* _Goal of the exercise_
The pictures stay out. Please retype every line below exactly.

* _Data shown_
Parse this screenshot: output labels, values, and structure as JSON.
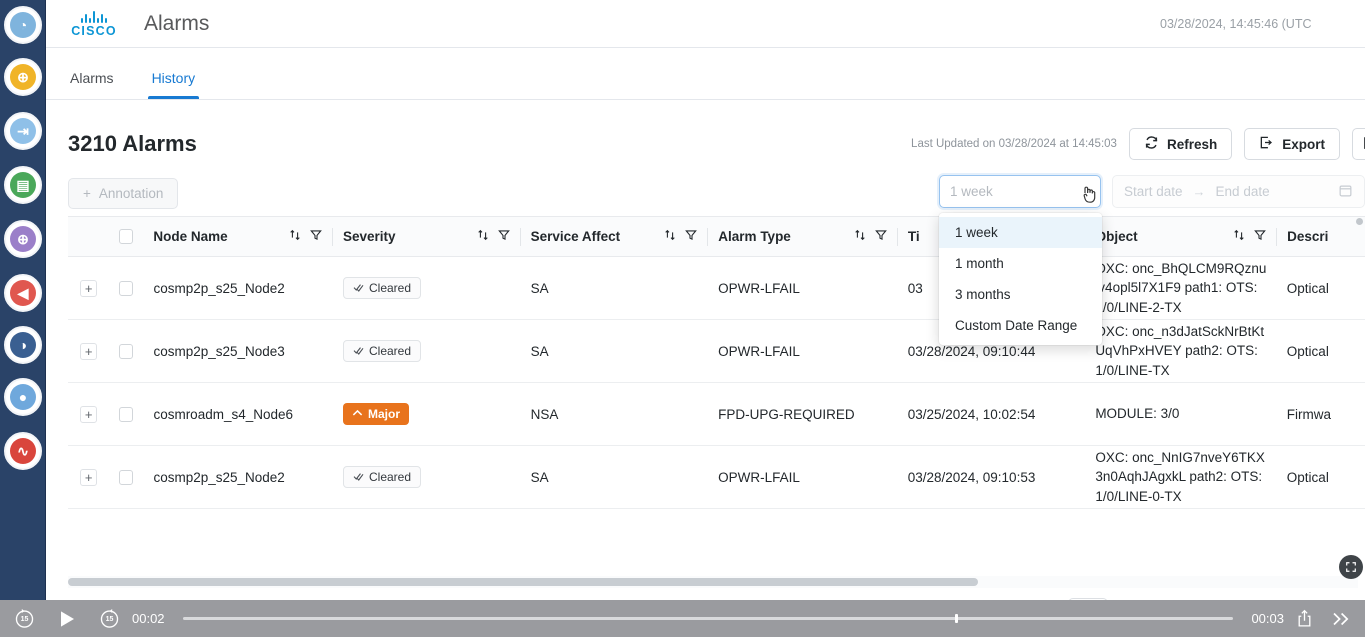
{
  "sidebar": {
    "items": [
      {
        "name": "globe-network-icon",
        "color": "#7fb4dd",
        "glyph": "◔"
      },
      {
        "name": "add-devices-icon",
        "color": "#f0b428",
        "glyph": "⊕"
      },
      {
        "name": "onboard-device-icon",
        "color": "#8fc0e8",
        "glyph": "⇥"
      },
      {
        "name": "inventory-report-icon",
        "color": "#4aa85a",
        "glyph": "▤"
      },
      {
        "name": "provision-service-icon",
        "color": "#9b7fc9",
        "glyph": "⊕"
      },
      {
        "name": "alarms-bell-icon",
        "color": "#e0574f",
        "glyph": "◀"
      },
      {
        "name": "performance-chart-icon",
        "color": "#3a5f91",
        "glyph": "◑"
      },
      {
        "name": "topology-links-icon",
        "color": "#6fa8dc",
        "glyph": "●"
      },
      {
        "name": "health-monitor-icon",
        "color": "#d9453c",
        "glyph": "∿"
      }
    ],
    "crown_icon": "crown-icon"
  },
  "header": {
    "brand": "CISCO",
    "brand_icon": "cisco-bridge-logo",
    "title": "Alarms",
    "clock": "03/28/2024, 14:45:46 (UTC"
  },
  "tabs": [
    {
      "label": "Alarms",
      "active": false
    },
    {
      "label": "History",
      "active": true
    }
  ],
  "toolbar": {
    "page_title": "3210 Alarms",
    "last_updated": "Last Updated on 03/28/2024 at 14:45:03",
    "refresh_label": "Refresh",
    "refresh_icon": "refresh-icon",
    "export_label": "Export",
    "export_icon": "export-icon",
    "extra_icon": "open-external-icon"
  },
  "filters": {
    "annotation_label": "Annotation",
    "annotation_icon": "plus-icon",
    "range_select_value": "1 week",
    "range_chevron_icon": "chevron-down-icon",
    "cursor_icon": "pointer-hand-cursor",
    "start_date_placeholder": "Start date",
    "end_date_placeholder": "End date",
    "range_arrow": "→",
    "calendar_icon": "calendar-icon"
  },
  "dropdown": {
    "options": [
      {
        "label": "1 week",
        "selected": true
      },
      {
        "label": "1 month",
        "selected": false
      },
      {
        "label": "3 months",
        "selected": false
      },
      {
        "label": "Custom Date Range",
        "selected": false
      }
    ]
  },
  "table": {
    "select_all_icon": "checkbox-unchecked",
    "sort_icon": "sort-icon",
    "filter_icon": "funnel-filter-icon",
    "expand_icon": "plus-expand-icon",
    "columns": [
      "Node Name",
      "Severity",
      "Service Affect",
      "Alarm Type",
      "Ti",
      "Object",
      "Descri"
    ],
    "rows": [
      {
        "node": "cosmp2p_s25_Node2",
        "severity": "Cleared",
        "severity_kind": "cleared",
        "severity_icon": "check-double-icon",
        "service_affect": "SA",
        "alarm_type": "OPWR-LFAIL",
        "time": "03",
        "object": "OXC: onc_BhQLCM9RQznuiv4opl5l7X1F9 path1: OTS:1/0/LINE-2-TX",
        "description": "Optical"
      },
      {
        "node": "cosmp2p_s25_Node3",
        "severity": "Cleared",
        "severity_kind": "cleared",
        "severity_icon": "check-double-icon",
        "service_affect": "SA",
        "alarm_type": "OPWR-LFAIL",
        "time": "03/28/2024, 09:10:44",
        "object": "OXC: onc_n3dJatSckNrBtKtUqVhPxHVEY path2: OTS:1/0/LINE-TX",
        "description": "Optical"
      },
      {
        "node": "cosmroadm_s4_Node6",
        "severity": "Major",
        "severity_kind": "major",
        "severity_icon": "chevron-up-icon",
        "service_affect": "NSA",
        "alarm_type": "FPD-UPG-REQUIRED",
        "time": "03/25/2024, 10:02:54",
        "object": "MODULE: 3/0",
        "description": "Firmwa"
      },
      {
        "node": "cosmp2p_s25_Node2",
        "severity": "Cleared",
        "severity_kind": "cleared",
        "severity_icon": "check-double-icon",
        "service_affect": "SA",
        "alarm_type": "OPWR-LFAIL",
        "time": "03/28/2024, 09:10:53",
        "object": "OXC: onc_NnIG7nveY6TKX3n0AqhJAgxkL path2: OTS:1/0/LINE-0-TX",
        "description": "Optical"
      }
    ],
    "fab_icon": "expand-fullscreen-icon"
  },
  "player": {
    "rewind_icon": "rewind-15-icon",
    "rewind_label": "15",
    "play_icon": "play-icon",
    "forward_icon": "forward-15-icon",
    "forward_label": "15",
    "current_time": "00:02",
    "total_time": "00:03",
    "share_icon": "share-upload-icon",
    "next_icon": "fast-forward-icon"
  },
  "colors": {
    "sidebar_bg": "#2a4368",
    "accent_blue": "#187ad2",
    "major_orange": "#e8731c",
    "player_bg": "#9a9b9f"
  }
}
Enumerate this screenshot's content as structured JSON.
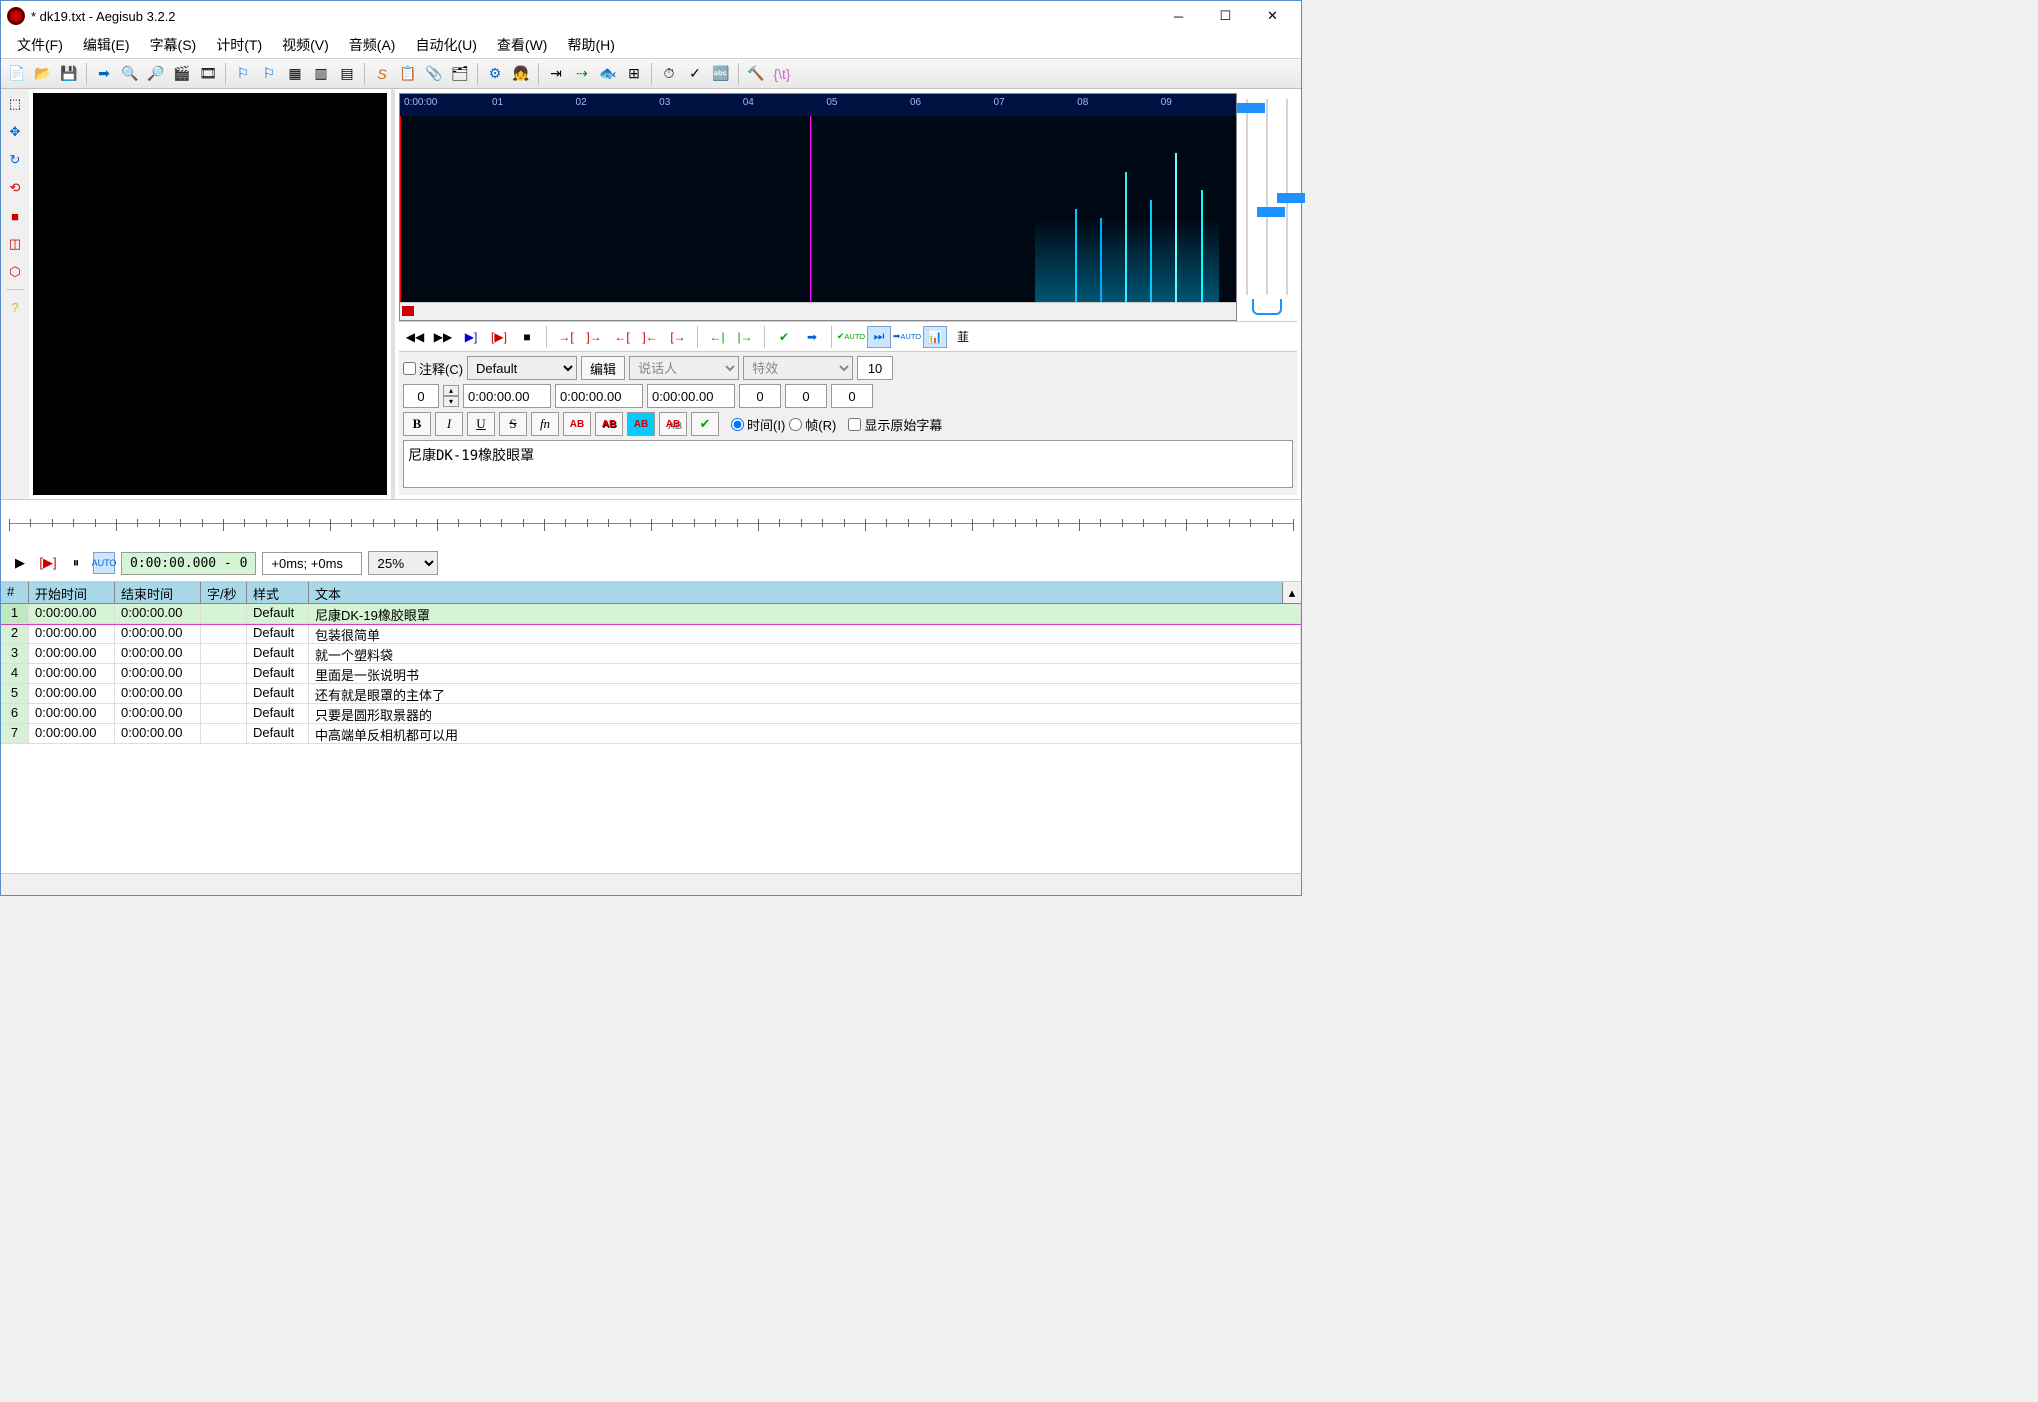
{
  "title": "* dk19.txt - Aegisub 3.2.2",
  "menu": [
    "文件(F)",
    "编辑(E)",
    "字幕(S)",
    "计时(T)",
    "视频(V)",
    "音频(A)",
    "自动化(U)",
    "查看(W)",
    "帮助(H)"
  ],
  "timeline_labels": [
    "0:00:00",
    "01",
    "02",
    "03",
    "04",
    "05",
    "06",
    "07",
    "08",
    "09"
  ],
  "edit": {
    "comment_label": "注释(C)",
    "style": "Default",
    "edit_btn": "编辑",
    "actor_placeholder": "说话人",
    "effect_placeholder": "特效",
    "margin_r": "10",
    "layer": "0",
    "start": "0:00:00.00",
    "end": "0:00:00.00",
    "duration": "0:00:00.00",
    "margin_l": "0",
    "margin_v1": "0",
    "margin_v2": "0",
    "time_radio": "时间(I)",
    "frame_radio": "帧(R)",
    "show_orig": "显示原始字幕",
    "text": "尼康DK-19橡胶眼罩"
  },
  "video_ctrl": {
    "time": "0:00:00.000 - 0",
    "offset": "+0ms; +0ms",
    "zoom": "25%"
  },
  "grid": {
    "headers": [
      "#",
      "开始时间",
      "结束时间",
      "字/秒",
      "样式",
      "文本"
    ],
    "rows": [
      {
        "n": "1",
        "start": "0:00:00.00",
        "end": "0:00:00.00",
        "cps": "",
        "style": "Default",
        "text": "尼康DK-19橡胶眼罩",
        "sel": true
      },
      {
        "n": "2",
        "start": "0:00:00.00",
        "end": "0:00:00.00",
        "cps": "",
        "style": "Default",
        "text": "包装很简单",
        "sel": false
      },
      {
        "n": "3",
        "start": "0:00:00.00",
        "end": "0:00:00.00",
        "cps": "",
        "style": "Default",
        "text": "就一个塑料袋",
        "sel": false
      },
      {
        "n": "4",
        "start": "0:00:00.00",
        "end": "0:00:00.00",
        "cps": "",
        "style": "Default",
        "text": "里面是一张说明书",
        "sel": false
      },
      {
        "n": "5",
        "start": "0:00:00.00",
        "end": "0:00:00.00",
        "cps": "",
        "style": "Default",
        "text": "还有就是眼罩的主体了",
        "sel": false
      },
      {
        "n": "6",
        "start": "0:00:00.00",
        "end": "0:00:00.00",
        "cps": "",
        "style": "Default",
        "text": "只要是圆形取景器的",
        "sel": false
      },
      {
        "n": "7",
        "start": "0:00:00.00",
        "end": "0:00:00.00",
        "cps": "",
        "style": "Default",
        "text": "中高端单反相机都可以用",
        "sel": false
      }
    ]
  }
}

* _Reply to the task_
Parse this screenshot: output labels, values, and structure as JSON.
{
  "sidebar": {
    "items": [
      {
        "name": "globe-network-icon",
        "color": "#7fb4dd",
        "glyph": "◔"
      },
      {
        "name": "add-devices-icon",
        "color": "#f0b428",
        "glyph": "⊕"
      },
      {
        "name": "onboard-device-icon",
        "color": "#8fc0e8",
        "glyph": "⇥"
      },
      {
        "name": "inventory-report-icon",
        "color": "#4aa85a",
        "glyph": "▤"
      },
      {
        "name": "provision-service-icon",
        "color": "#9b7fc9",
        "glyph": "⊕"
      },
      {
        "name": "alarms-bell-icon",
        "color": "#e0574f",
        "glyph": "◀"
      },
      {
        "name": "performance-chart-icon",
        "color": "#3a5f91",
        "glyph": "◑"
      },
      {
        "name": "topology-links-icon",
        "color": "#6fa8dc",
        "glyph": "●"
      },
      {
        "name": "health-monitor-icon",
        "color": "#d9453c",
        "glyph": "∿"
      }
    ],
    "crown_icon": "crown-icon"
  },
  "header": {
    "brand": "CISCO",
    "brand_icon": "cisco-bridge-logo",
    "title": "Alarms",
    "clock": "03/28/2024, 14:45:46 (UTC"
  },
  "tabs": [
    {
      "label": "Alarms",
      "active": false
    },
    {
      "label": "History",
      "active": true
    }
  ],
  "toolbar": {
    "page_title": "3210 Alarms",
    "last_updated": "Last Updated on 03/28/2024 at 14:45:03",
    "refresh_label": "Refresh",
    "refresh_icon": "refresh-icon",
    "export_label": "Export",
    "export_icon": "export-icon",
    "extra_icon": "open-external-icon"
  },
  "filters": {
    "annotation_label": "Annotation",
    "annotation_icon": "plus-icon",
    "range_select_value": "1 week",
    "range_chevron_icon": "chevron-down-icon",
    "cursor_icon": "pointer-hand-cursor",
    "start_date_placeholder": "Start date",
    "end_date_placeholder": "End date",
    "range_arrow": "→",
    "calendar_icon": "calendar-icon"
  },
  "dropdown": {
    "options": [
      {
        "label": "1 week",
        "selected": true
      },
      {
        "label": "1 month",
        "selected": false
      },
      {
        "label": "3 months",
        "selected": false
      },
      {
        "label": "Custom Date Range",
        "selected": false
      }
    ]
  },
  "table": {
    "select_all_icon": "checkbox-unchecked",
    "sort_icon": "sort-icon",
    "filter_icon": "funnel-filter-icon",
    "expand_icon": "plus-expand-icon",
    "columns": [
      "Node Name",
      "Severity",
      "Service Affect",
      "Alarm Type",
      "Ti",
      "Object",
      "Descri"
    ],
    "rows": [
      {
        "node": "cosmp2p_s25_Node2",
        "severity": "Cleared",
        "severity_kind": "cleared",
        "severity_icon": "check-double-icon",
        "service_affect": "SA",
        "alarm_type": "OPWR-LFAIL",
        "time": "03",
        "object": "OXC: onc_BhQLCM9RQznuiv4opl5l7X1F9 path1: OTS:1/0/LINE-2-TX",
        "description": "Optical"
      },
      {
        "node": "cosmp2p_s25_Node3",
        "severity": "Cleared",
        "severity_kind": "cleared",
        "severity_icon": "check-double-icon",
        "service_affect": "SA",
        "alarm_type": "OPWR-LFAIL",
        "time": "03/28/2024, 09:10:44",
        "object": "OXC: onc_n3dJatSckNrBtKtUqVhPxHVEY path2: OTS:1/0/LINE-TX",
        "description": "Optical"
      },
      {
        "node": "cosmroadm_s4_Node6",
        "severity": "Major",
        "severity_kind": "major",
        "severity_icon": "chevron-up-icon",
        "service_affect": "NSA",
        "alarm_type": "FPD-UPG-REQUIRED",
        "time": "03/25/2024, 10:02:54",
        "object": "MODULE: 3/0",
        "description": "Firmwa"
      },
      {
        "node": "cosmp2p_s25_Node2",
        "severity": "Cleared",
        "severity_kind": "cleared",
        "severity_icon": "check-double-icon",
        "service_affect": "SA",
        "alarm_type": "OPWR-LFAIL",
        "time": "03/28/2024, 09:10:53",
        "object": "OXC: onc_NnIG7nveY6TKX3n0AqhJAgxkL path2: OTS:1/0/LINE-0-TX",
        "description": "Optical"
      }
    ],
    "fab_icon": "expand-fullscreen-icon"
  },
  "player": {
    "rewind_icon": "rewind-15-icon",
    "rewind_label": "15",
    "play_icon": "play-icon",
    "forward_icon": "forward-15-icon",
    "forward_label": "15",
    "current_time": "00:02",
    "total_time": "00:03",
    "share_icon": "share-upload-icon",
    "next_icon": "fast-forward-icon"
  },
  "colors": {
    "sidebar_bg": "#2a4368",
    "accent_blue": "#187ad2",
    "major_orange": "#e8731c",
    "player_bg": "#9a9b9f"
  }
}
Enumerate this screenshot's content as structured JSON.
{
  "title": "* dk19.txt - Aegisub 3.2.2",
  "menu": [
    "文件(F)",
    "编辑(E)",
    "字幕(S)",
    "计时(T)",
    "视频(V)",
    "音频(A)",
    "自动化(U)",
    "查看(W)",
    "帮助(H)"
  ],
  "timeline_labels": [
    "0:00:00",
    "01",
    "02",
    "03",
    "04",
    "05",
    "06",
    "07",
    "08",
    "09"
  ],
  "edit": {
    "comment_label": "注释(C)",
    "style": "Default",
    "edit_btn": "编辑",
    "actor_placeholder": "说话人",
    "effect_placeholder": "特效",
    "margin_r": "10",
    "layer": "0",
    "start": "0:00:00.00",
    "end": "0:00:00.00",
    "duration": "0:00:00.00",
    "margin_l": "0",
    "margin_v1": "0",
    "margin_v2": "0",
    "time_radio": "时间(I)",
    "frame_radio": "帧(R)",
    "show_orig": "显示原始字幕",
    "text": "尼康DK-19橡胶眼罩"
  },
  "video_ctrl": {
    "time": "0:00:00.000 - 0",
    "offset": "+0ms; +0ms",
    "zoom": "25%"
  },
  "grid": {
    "headers": [
      "#",
      "开始时间",
      "结束时间",
      "字/秒",
      "样式",
      "文本"
    ],
    "rows": [
      {
        "n": "1",
        "start": "0:00:00.00",
        "end": "0:00:00.00",
        "cps": "",
        "style": "Default",
        "text": "尼康DK-19橡胶眼罩",
        "sel": true
      },
      {
        "n": "2",
        "start": "0:00:00.00",
        "end": "0:00:00.00",
        "cps": "",
        "style": "Default",
        "text": "包装很简单",
        "sel": false
      },
      {
        "n": "3",
        "start": "0:00:00.00",
        "end": "0:00:00.00",
        "cps": "",
        "style": "Default",
        "text": "就一个塑料袋",
        "sel": false
      },
      {
        "n": "4",
        "start": "0:00:00.00",
        "end": "0:00:00.00",
        "cps": "",
        "style": "Default",
        "text": "里面是一张说明书",
        "sel": false
      },
      {
        "n": "5",
        "start": "0:00:00.00",
        "end": "0:00:00.00",
        "cps": "",
        "style": "Default",
        "text": "还有就是眼罩的主体了",
        "sel": false
      },
      {
        "n": "6",
        "start": "0:00:00.00",
        "end": "0:00:00.00",
        "cps": "",
        "style": "Default",
        "text": "只要是圆形取景器的",
        "sel": false
      },
      {
        "n": "7",
        "start": "0:00:00.00",
        "end": "0:00:00.00",
        "cps": "",
        "style": "Default",
        "text": "中高端单反相机都可以用",
        "sel": false
      }
    ]
  }
}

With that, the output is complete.